by Malena Lott
If you’ve been to a thrift store lately, you see the paintings of sailboats, meadows and forests leaning against the top shelf priced under twenty bucks, but even then, you wonder, “Who would buy these?”
Mitchell Richards would. And does. Only he doesn’t take the vintage paintings and stick them on the wall as is. He uses them as his canvas, giving them new life as ThriftFoot art. He doesn’t “put a bird on it.” He puts a bigfoot. A shark here, an octupus there. Hulk Hogan may even appear. Of course what makes them work is how he places them in the art, working with and not against the original painting.
When friend Kyle Sweet mentioned ThriftFoot on Facebook one day last December, I immediately showed my eight-year-old ThriftFoots’ site to see if he’d like one for Christmas.
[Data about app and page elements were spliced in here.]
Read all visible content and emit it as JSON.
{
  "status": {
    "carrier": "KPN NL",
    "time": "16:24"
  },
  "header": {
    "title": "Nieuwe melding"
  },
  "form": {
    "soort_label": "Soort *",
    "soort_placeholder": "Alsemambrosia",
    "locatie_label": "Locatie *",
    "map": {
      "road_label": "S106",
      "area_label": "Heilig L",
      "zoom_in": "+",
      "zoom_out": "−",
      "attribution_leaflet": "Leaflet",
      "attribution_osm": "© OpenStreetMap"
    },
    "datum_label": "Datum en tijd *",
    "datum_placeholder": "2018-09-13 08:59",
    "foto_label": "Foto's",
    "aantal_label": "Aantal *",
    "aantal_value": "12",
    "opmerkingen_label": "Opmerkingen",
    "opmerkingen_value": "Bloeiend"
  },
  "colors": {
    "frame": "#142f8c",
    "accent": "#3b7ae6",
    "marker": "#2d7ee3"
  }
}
He did.
This is now hanging in his room. Those poor sailors suddenly have more than waves to deal with.
When I toured Kyle’s new offices at Sweet Law in Automobile Alley for a story for Sooner Spaces, which you can see here, I found this large ThriftFoot painting in attorney Curt Dewberry’s office. It’s good to see lawyers have a sense of humor, too.
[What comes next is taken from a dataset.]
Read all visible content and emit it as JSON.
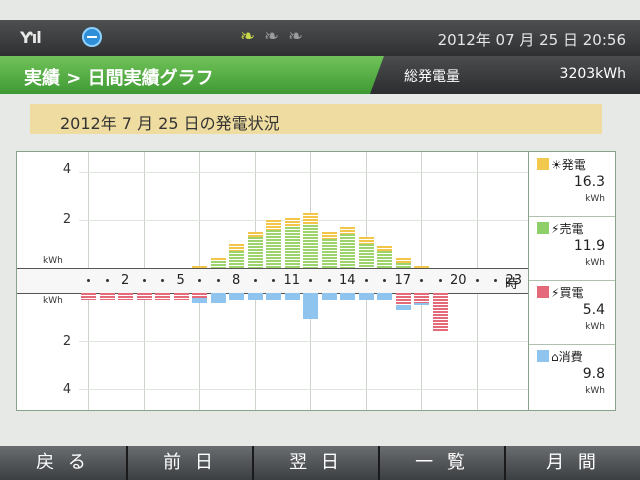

If you’d like a ThriftFoot of your own, visit his website and gallery for art for sale or request a custom. It may just be the thing your Sooner Space is calling for.